### What the task asks
Please copy out all the data. Every detail stays the same.

### Data
+===+
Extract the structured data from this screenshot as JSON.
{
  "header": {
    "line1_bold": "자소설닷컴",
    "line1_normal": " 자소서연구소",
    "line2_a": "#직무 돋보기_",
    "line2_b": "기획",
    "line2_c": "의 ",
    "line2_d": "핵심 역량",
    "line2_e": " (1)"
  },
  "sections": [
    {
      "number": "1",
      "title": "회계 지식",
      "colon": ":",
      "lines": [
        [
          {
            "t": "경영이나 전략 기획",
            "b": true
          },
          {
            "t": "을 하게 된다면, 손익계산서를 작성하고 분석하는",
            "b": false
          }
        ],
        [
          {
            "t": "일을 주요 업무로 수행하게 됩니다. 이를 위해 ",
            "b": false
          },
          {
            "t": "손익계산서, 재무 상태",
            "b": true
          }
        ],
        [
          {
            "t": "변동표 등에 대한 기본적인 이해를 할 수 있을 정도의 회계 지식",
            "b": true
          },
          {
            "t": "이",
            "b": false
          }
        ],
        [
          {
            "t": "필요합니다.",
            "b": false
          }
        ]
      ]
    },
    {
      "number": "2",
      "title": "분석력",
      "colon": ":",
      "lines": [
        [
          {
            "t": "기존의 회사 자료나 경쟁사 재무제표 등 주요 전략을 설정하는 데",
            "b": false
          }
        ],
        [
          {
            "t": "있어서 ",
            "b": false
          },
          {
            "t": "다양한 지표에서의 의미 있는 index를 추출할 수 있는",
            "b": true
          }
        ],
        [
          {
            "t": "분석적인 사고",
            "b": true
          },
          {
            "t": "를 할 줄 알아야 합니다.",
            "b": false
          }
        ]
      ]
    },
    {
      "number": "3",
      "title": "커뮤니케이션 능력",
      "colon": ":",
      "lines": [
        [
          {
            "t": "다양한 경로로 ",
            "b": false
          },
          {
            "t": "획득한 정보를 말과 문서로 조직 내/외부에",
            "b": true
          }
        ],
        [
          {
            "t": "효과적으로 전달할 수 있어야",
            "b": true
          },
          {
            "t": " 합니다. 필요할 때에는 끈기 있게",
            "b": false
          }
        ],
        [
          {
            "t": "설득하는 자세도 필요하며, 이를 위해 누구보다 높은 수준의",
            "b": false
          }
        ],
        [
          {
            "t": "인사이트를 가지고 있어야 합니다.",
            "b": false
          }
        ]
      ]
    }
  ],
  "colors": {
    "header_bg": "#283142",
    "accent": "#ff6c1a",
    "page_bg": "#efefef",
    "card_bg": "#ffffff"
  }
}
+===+
### Exercise output
Extract the structured data from this screenshot as JSON.
{
  "header": {
    "line1_bold": "자소설닷컴",
    "line1_normal": " 자소서연구소",
    "line2_a": "#직무 돋보기_",
    "line2_b": "기획",
    "line2_c": "의 ",
    "line2_d": "핵심 역량",
    "line2_e": " (1)"
  },
  "sections": [
    {
      "number": "1",
      "title": "회계 지식",
      "colon": ":",
      "lines": [
        [
          {
            "t": "경영이나 전략 기획",
            "b": true
          },
          {
            "t": "을 하게 된다면, 손익계산서를 작성하고 분석하는",
            "b": false
          }
        ],
        [
          {
            "t": "일을 주요 업무로 수행하게 됩니다. 이를 위해 ",
            "b": false
          },
          {
            "t": "손익계산서, 재무 상태",
            "b": true
          }
        ],
        [
          {
            "t": "변동표 등에 대한 기본적인 이해를 할 수 있을 정도의 회계 지식",
            "b": true
          },
          {
            "t": "이",
            "b": false
          }
        ],
        [
          {
            "t": "필요합니다.",
            "b": false
          }
        ]
      ]
    },
    {
      "number": "2",
      "title": "분석력",
      "colon": ":",
      "lines": [
        [
          {
            "t": "기존의 회사 자료나 경쟁사 재무제표 등 주요 전략을 설정하는 데",
            "b": false
          }
        ],
        [
          {
            "t": "있어서 ",
            "b": false
          },
          {
            "t": "다양한 지표에서의 의미 있는 index를 추출할 수 있는",
            "b": true
          }
        ],
        [
          {
            "t": "분석적인 사고",
            "b": true
          },
          {
            "t": "를 할 줄 알아야 합니다.",
            "b": false
          }
        ]
      ]
    },
    {
      "number": "3",
      "title": "커뮤니케이션 능력",
      "colon": ":",
      "lines": [
        [
          {
            "t": "다양한 경로로 ",
            "b": false
          },
          {
            "t": "획득한 정보를 말과 문서로 조직 내/외부에",
            "b": true
          }
        ],
        [
          {
            "t": "효과적으로 전달할 수 있어야",
            "b": true
          },
          {
            "t": " 합니다. 필요할 때에는 끈기 있게",
            "b": false
          }
        ],
        [
          {
            "t": "설득하는 자세도 필요하며, 이를 위해 누구보다 높은 수준의",
            "b": false
          }
        ],
        [
          {
            "t": "인사이트를 가지고 있어야 합니다.",
            "b": false
          }
        ]
      ]
    }
  ],
  "colors": {
    "header_bg": "#283142",
    "accent": "#ff6c1a",
    "page_bg": "#efefef",
    "card_bg": "#ffffff"
  }
}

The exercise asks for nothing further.